[Data about app and page elements]
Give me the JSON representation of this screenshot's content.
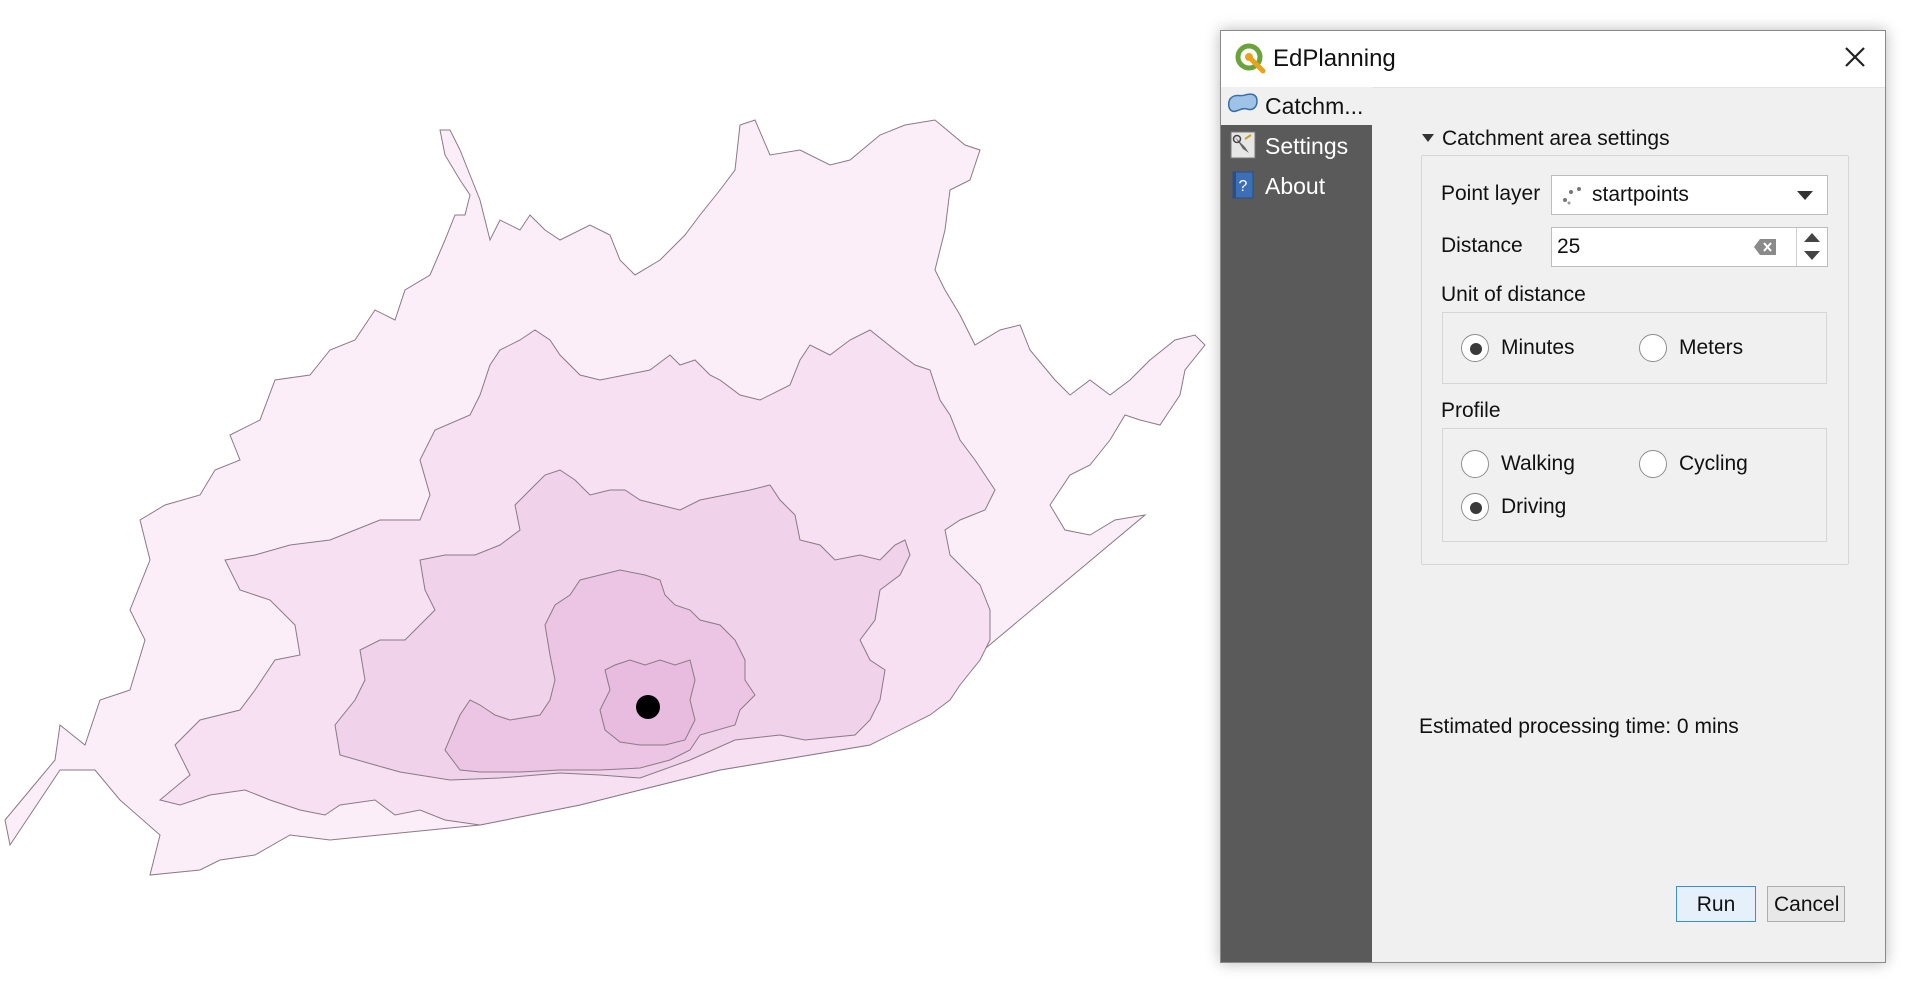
{
  "dialog": {
    "title": "EdPlanning",
    "close_icon": "close-icon",
    "app_icon": "qgis-logo-icon"
  },
  "sidebar": {
    "items": [
      {
        "label": "Catchm...",
        "icon": "catchment-icon",
        "selected": true
      },
      {
        "label": "Settings",
        "icon": "settings-icon",
        "selected": false
      },
      {
        "label": "About",
        "icon": "help-icon",
        "selected": false
      }
    ]
  },
  "catchment": {
    "group_title": "Catchment area settings",
    "point_layer_label": "Point layer",
    "point_layer_value": "startpoints",
    "distance_label": "Distance",
    "distance_value": "25",
    "unit_label": "Unit of distance",
    "unit_options": [
      {
        "label": "Minutes",
        "checked": true
      },
      {
        "label": "Meters",
        "checked": false
      }
    ],
    "profile_label": "Profile",
    "profile_options": [
      {
        "label": "Walking",
        "checked": false
      },
      {
        "label": "Cycling",
        "checked": false
      },
      {
        "label": "Driving",
        "checked": true
      }
    ],
    "estimate_text": "Estimated processing time: 0 mins"
  },
  "buttons": {
    "run": "Run",
    "cancel": "Cancel"
  },
  "colors": {
    "outer_fill": "#fbeef8",
    "mid_fill": "#f6e0f1",
    "inner_fill": "#f0d2ea",
    "core_fill": "#ebc5e3",
    "outline": "#8a7a86",
    "start_point": "#000000",
    "sidebar_bg": "#5a5a5a"
  }
}
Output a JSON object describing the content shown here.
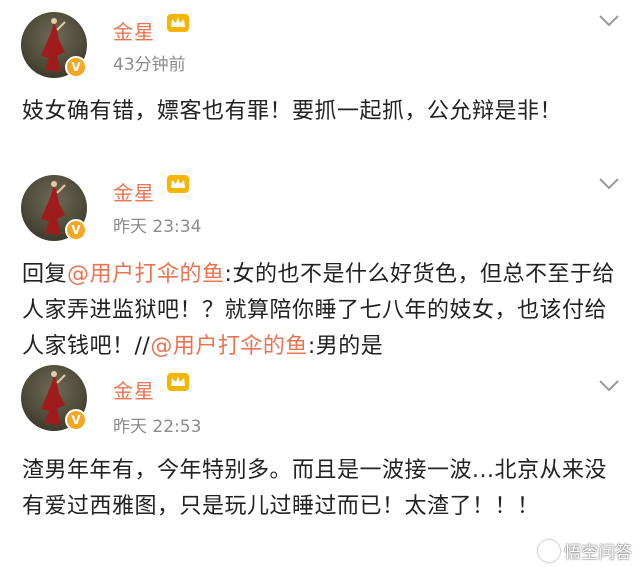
{
  "posts": [
    {
      "author": "金星",
      "time": "43分钟前",
      "text": "妓女确有错，嫖客也有罪！要抓一起抓，公允辩是非！"
    },
    {
      "author": "金星",
      "time": "昨天 23:34",
      "reply_prefix": "回复",
      "mention1": "@用户打伞的鱼",
      "text_a": ":女的也不是什么好货色，但总不至于给人家弄进监狱吧！？就算陪你睡了七八年的妓女，也该付给人家钱吧！",
      "repost_marker": "//",
      "mention2": "@用户打伞的鱼",
      "text_b": ":男的是"
    },
    {
      "author": "金星",
      "time": "昨天 22:53",
      "text": "渣男年年有，今年特别多。而且是一波接一波...北京从来没有爱过西雅图，只是玩儿过睡过而已！太渣了！！！"
    }
  ],
  "verified_badge": "V",
  "watermark": "悟空问答",
  "colors": {
    "name": "#eb7350",
    "mention": "#eb7350",
    "time": "#8c8c8c",
    "badge": "#f5a623"
  },
  "icons": [
    "avatar",
    "verified-badge-icon",
    "vip-crown-icon",
    "chevron-down-icon",
    "wukong-logo-icon"
  ]
}
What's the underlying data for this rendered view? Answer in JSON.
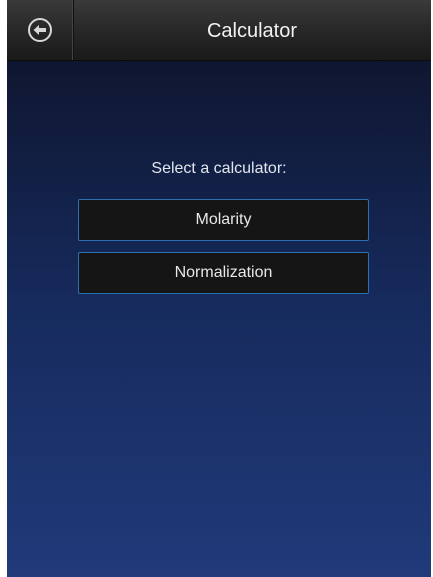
{
  "header": {
    "title": "Calculator",
    "back_icon": "back-arrow-circle-icon"
  },
  "main": {
    "prompt": "Select a calculator:",
    "buttons": [
      {
        "label": "Molarity"
      },
      {
        "label": "Normalization"
      }
    ]
  },
  "colors": {
    "button_border": "#2d6fb0",
    "button_bg": "#151515",
    "background_top": "#0f1630",
    "background_bottom": "#203a7a"
  }
}
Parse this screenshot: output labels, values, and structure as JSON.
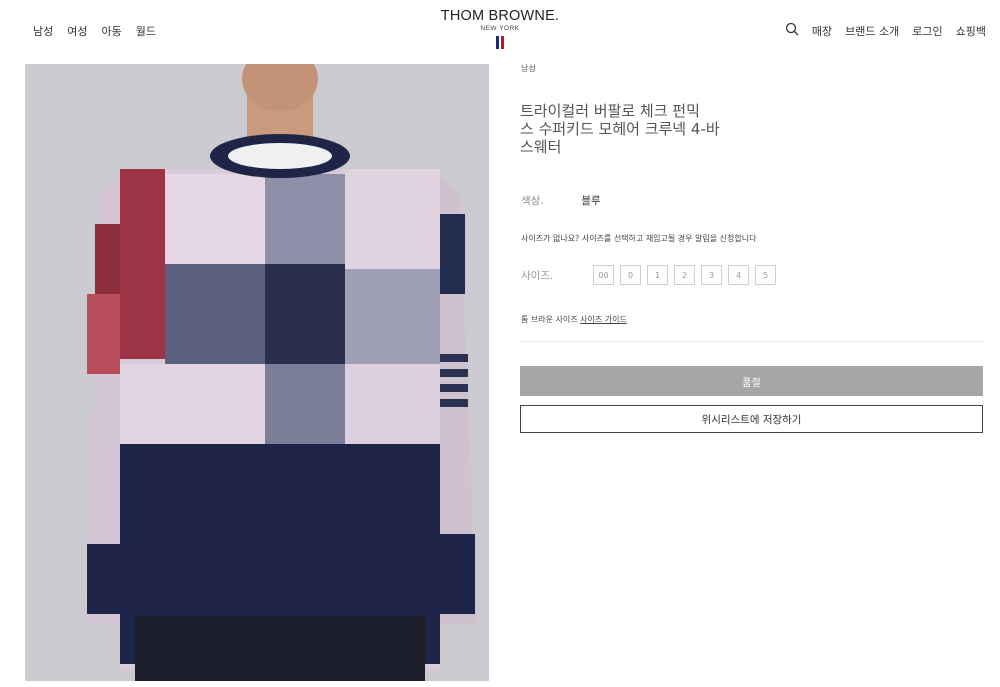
{
  "nav_left": [
    "남성",
    "여성",
    "아동",
    "월드"
  ],
  "logo": {
    "main": "THOM BROWNE.",
    "sub": "NEW YORK",
    "flag_colors": [
      "#1f2a6b",
      "#c8102e"
    ]
  },
  "nav_right": {
    "search_icon": "search-icon",
    "items": [
      "매장",
      "브랜드 소개",
      "로그인",
      "쇼핑백"
    ]
  },
  "product": {
    "breadcrumb": "남성",
    "title": "트라이컬러 버팔로 체크 펀믹\n스 수퍼키드 모헤어 크루넥 4-바\n스웨터",
    "color_label": "색상.",
    "color_value": "블루",
    "size_notice": "사이즈가 없나요? 사이즈를 선택하고 재입고될 경우 알림을 신청합니다",
    "size_label": "사이즈.",
    "sizes": [
      "00",
      "0",
      "1",
      "2",
      "3",
      "4",
      "5"
    ],
    "guide_prefix": "톰 브라운 사이즈",
    "guide_link": "사이즈 가이드",
    "soldout_label": "품절",
    "wishlist_label": "위시리스트에 저장하기"
  },
  "colors": {
    "sweater_navy": "#1c2445",
    "sweater_red": "#b04450",
    "sweater_pink": "#ddd0dc",
    "background": "#cacad0"
  }
}
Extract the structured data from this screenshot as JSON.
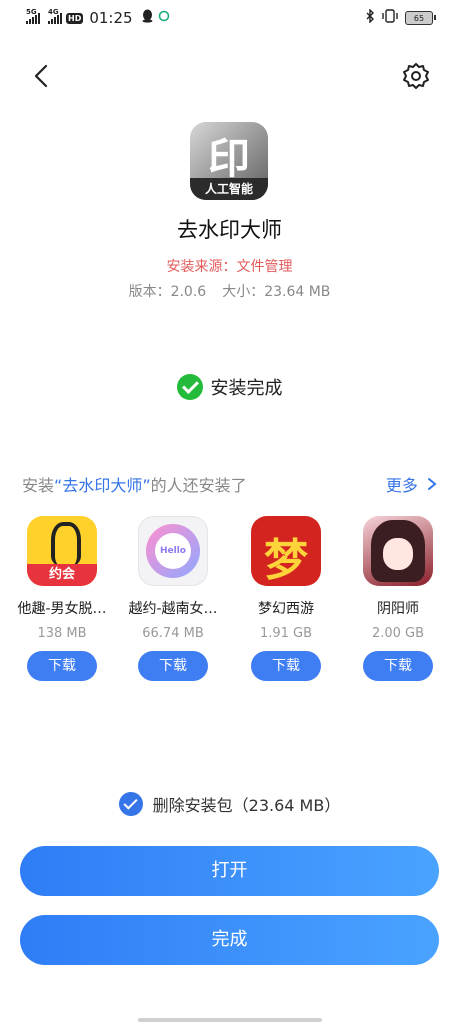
{
  "status_bar": {
    "sim1": "5G",
    "sim2": "4G",
    "hd": "HD",
    "time": "01:25",
    "battery": "65"
  },
  "app": {
    "icon_glyph": "印",
    "icon_label": "人工智能",
    "name": "去水印大师",
    "source": "安装来源：文件管理",
    "version": "版本：2.0.6",
    "size": "大小：23.64 MB"
  },
  "install": {
    "status": "安装完成"
  },
  "recommend": {
    "prefix": "安装",
    "quote_open": "“",
    "app": "去水印大师",
    "quote_close": "”",
    "suffix": "的人还安装了",
    "more": "更多",
    "icon_yellow_badge": "约会",
    "icon_hello_text": "Hello",
    "icon_dream_glyph": "梦",
    "items": [
      {
        "name": "他趣-男女脱…",
        "size": "138 MB",
        "button": "下载"
      },
      {
        "name": "越约-越南女…",
        "size": "66.74 MB",
        "button": "下载"
      },
      {
        "name": "梦幻西游",
        "size": "1.91 GB",
        "button": "下载"
      },
      {
        "name": "阴阳师",
        "size": "2.00 GB",
        "button": "下载"
      }
    ]
  },
  "delete_package": {
    "label": "删除安装包（23.64 MB）",
    "checked": true
  },
  "buttons": {
    "open": "打开",
    "done": "完成"
  },
  "colors": {
    "accent": "#3675e8",
    "success": "#24bb3a",
    "source_text": "#e35b5b"
  }
}
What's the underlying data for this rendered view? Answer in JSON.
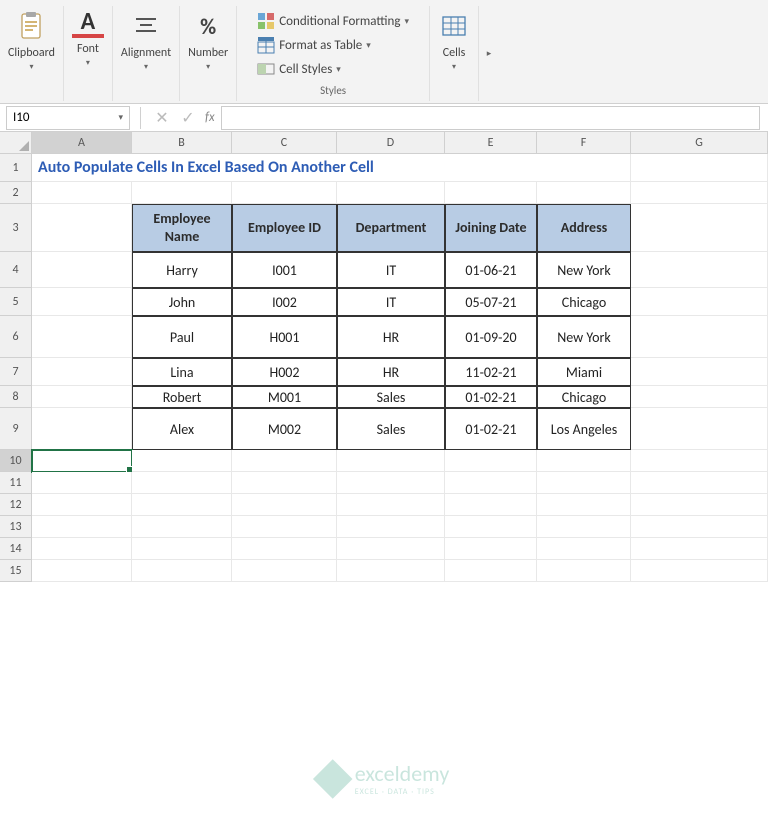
{
  "ribbon": {
    "clipboard": "Clipboard",
    "font": "Font",
    "alignment": "Alignment",
    "number": "Number",
    "cells": "Cells",
    "styles_groupname": "Styles",
    "cond_format": "Conditional Formatting",
    "format_table": "Format as Table",
    "cell_styles": "Cell Styles",
    "number_symbol": "%",
    "font_symbol": "A"
  },
  "namebox": "I10",
  "formula": "",
  "columns": [
    "A",
    "B",
    "C",
    "D",
    "E",
    "F",
    "G"
  ],
  "rows": [
    "1",
    "2",
    "3",
    "4",
    "5",
    "6",
    "7",
    "8",
    "9",
    "10",
    "11",
    "12",
    "13",
    "14",
    "15"
  ],
  "title_text": "Auto Populate Cells In Excel Based On Another Cell",
  "table": {
    "headers": [
      "Employee Name",
      "Employee ID",
      "Department",
      "Joining Date",
      "Address"
    ],
    "rows": [
      [
        "Harry",
        "I001",
        "IT",
        "01-06-21",
        "New York"
      ],
      [
        "John",
        "I002",
        "IT",
        "05-07-21",
        "Chicago"
      ],
      [
        "Paul",
        "H001",
        "HR",
        "01-09-20",
        "New York"
      ],
      [
        "Lina",
        "H002",
        "HR",
        "11-02-21",
        "Miami"
      ],
      [
        "Robert",
        "M001",
        "Sales",
        "01-02-21",
        "Chicago"
      ],
      [
        "Alex",
        "M002",
        "Sales",
        "01-02-21",
        "Los Angeles"
      ]
    ]
  },
  "watermark": {
    "brand": "exceldemy",
    "sub": "EXCEL · DATA · TIPS"
  },
  "selected_cell": "I10",
  "chart_data": null
}
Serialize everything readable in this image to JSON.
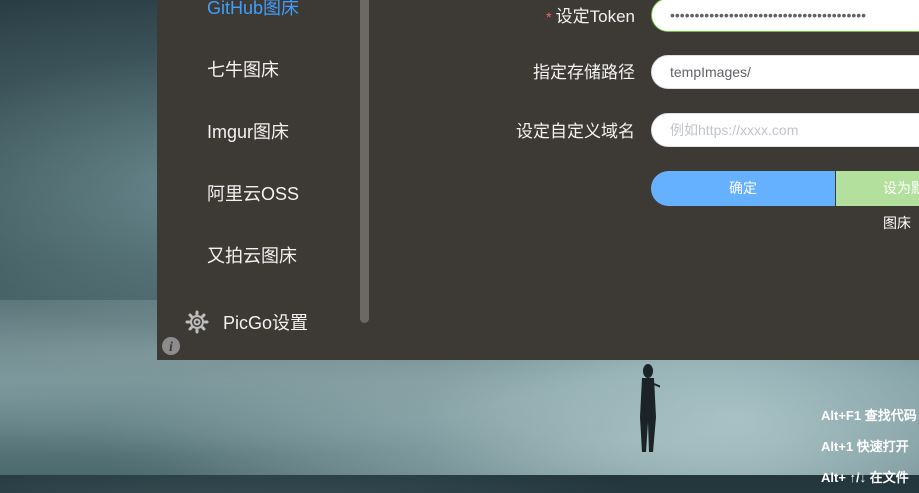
{
  "sidebar": {
    "items": [
      {
        "label": "GitHub图床",
        "active": true
      },
      {
        "label": "七牛图床"
      },
      {
        "label": "Imgur图床"
      },
      {
        "label": "阿里云OSS"
      },
      {
        "label": "又拍云图床"
      }
    ],
    "settings": {
      "label": "PicGo设置",
      "icon": "gear-icon"
    },
    "info_icon": "info-icon"
  },
  "form": {
    "token": {
      "required_mark": "*",
      "label": "设定Token",
      "value": "••••••••••••••••••••••••••••••••••••••••"
    },
    "path": {
      "label": "指定存储路径",
      "value": "tempImages/"
    },
    "domain": {
      "label": "设定自定义域名",
      "placeholder": "例如https://xxxx.com"
    },
    "confirm_label": "确定",
    "default_label": "设为默认图床"
  },
  "desktop": {
    "shortcuts": [
      "Alt+F1 查找代码",
      "Alt+1 快速打开",
      "Alt+ ↑/↓ 在文件"
    ]
  },
  "colors": {
    "accent": "#409eff",
    "confirm": "#66b1ff",
    "default": "#b3e19d",
    "panel": "#3d3935",
    "required": "#f56c6c"
  }
}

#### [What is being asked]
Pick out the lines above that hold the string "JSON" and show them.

#### [Result of the exercise]
Give me the JSON representation of this screenshot's content.
Output a JSON object describing the content shown here.
What's the underlying data for this rendered view? Answer in JSON.
Parse this screenshot: output labels, values, and structure as JSON.
Extract the structured data from this screenshot as JSON.
What's the underlying data for this rendered view? Answer in JSON.
Serialize everything readable in this image to JSON.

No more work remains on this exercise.